Animal news stories that caught my eye this week. Not the human-animal kind, though I'm sure there was plenty of that sort of news.
Chimps at a zoo in the Netherlands didn't like a drone intruding on their monkey business, so they swatted it down. The drone was equipped with a camera that captured the ingenuity of the chimp, as well as the destruction of the drone.
I'm wondering if we couldn't train these chimps to monitor our skies. After all, they got it right the first time around. You can't argue with 100% success.
2. If you don't like weeds and underbrush, chomp it down:
Hillside brush is a nuisance, so some communities (including mine) have been creative with weed wacking work by abandoning it completely and letting goats do it for them.

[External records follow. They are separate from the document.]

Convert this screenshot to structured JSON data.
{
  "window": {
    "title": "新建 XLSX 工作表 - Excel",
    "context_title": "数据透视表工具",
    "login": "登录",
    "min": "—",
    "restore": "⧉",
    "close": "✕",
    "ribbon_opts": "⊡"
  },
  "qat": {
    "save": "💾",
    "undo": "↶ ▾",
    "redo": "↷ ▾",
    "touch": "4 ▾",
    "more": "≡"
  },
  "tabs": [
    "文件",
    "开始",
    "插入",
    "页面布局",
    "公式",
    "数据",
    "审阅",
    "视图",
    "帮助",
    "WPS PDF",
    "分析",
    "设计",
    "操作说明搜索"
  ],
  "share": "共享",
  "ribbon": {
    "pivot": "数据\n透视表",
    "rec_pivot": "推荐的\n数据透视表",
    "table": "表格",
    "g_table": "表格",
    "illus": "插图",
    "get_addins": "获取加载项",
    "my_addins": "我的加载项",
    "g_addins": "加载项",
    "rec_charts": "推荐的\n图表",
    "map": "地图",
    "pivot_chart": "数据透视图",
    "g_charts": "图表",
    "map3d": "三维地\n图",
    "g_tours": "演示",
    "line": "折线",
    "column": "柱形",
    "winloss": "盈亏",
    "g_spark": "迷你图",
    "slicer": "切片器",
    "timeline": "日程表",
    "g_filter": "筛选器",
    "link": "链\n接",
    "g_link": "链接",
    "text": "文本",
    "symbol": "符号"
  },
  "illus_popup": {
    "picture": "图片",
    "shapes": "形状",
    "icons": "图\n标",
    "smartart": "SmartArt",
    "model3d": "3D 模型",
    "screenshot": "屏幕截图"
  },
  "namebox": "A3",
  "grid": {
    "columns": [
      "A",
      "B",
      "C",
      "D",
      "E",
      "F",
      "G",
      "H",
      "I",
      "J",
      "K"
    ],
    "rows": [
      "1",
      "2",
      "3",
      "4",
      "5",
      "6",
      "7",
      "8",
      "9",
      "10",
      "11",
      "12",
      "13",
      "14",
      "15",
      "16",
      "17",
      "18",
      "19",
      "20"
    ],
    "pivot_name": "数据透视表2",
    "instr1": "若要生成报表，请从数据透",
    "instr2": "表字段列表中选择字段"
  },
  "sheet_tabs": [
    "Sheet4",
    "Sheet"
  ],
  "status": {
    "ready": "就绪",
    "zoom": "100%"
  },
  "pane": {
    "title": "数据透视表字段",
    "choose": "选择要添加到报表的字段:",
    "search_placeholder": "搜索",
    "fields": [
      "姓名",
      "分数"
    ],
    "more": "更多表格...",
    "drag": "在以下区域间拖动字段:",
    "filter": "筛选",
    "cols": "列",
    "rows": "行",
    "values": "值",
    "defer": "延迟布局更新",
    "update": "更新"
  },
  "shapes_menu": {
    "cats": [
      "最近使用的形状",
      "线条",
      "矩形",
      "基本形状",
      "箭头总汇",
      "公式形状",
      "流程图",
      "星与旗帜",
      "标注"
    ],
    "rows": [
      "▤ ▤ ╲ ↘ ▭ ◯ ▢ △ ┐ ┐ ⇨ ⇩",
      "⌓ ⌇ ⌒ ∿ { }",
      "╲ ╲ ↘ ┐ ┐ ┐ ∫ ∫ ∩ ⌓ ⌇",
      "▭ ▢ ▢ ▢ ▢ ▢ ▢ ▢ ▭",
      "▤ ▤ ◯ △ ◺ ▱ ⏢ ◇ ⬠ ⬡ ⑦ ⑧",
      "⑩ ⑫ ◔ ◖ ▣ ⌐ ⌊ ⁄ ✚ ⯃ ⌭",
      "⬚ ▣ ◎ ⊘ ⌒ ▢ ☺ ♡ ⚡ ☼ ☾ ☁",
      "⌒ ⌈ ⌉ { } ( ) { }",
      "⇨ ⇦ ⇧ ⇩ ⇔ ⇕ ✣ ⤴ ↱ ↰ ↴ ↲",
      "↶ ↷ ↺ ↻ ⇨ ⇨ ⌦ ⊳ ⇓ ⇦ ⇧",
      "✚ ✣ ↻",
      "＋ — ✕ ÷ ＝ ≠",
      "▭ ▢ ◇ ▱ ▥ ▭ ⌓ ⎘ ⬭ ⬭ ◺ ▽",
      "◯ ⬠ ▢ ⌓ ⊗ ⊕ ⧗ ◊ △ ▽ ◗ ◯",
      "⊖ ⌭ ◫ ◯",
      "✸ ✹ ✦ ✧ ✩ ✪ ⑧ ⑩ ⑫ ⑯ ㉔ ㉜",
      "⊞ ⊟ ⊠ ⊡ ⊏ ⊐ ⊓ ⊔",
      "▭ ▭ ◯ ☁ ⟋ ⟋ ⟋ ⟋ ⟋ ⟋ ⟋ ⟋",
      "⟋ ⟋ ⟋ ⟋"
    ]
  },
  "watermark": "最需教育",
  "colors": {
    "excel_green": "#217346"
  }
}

It's a great idea until you tell the goat, "Stay!"
Apparently, a community in southern California hired a free-spirited herd of goats for two weeks and gave them the task of clearing away weeds and unwanted plants.The problem was that they took a break (union goats) and wandered all over the roadway.
Ventura County Policemen were said to be "severely outnumbered."
Cherdo Trivia: I used to raise, breed and show Nigerian Dwarf goats. I think I know a thing or two about them. Let me clue you in...
- When I told them to come, they'd stare at me and scream, "BAAAAAAAAAHHHHH!!!"
- When I told them to get back, they'd stare at me and scream, "BAAAAAAAAAHHHHH!!!"
- When I stomped my foot and said please move, they'd stare at me and scream, "BAAAAAAAAAHHHHH!!!"
- When I gave them their least favorite hay, most favorite alfalfa or grain they didn't give a flip about, they'd stare at me and scream, "BAAAAAAAAAHHHHH!!!"
Armed with that knowledge, I wonder if the people who stopped to help are feeling like they are accomplishing anything? Spoiler alert: The goats will go back to the hillside when they feel like it, and in the meantime they will just stare at you people and...well, you know the answer now.
3. If you're tired - lay down:
Michael Duffey was sleeping "down below" on his boat at the San Diego Yacht Club one night, only to awake to the sound of snoring and heavy breathing. Thinking it was one of his friends crashing at his place, he went back to sleep.
Later, he woke and once more heard the snoring. He looked over at the other bunk and saw a 35 pound sea lion pup curled up on the bed and getting his beauty rest. Duffy speculated that the pup might have been looking for his mother and so he shoo-ed it away, back into the sea. He remarked that it seemed very calm and used to humans.
I love animals. I'm jealous of Michael Duffy. I would have crawled into the sea lion bunk and taken a seal-fie.
This is my new holiday wishbone wish: I hear loud snoring and heavy breathing every night; I'm hoping to one day wake to a sea lion.
Sorry, Hubzam, but a girl gotta have a dream.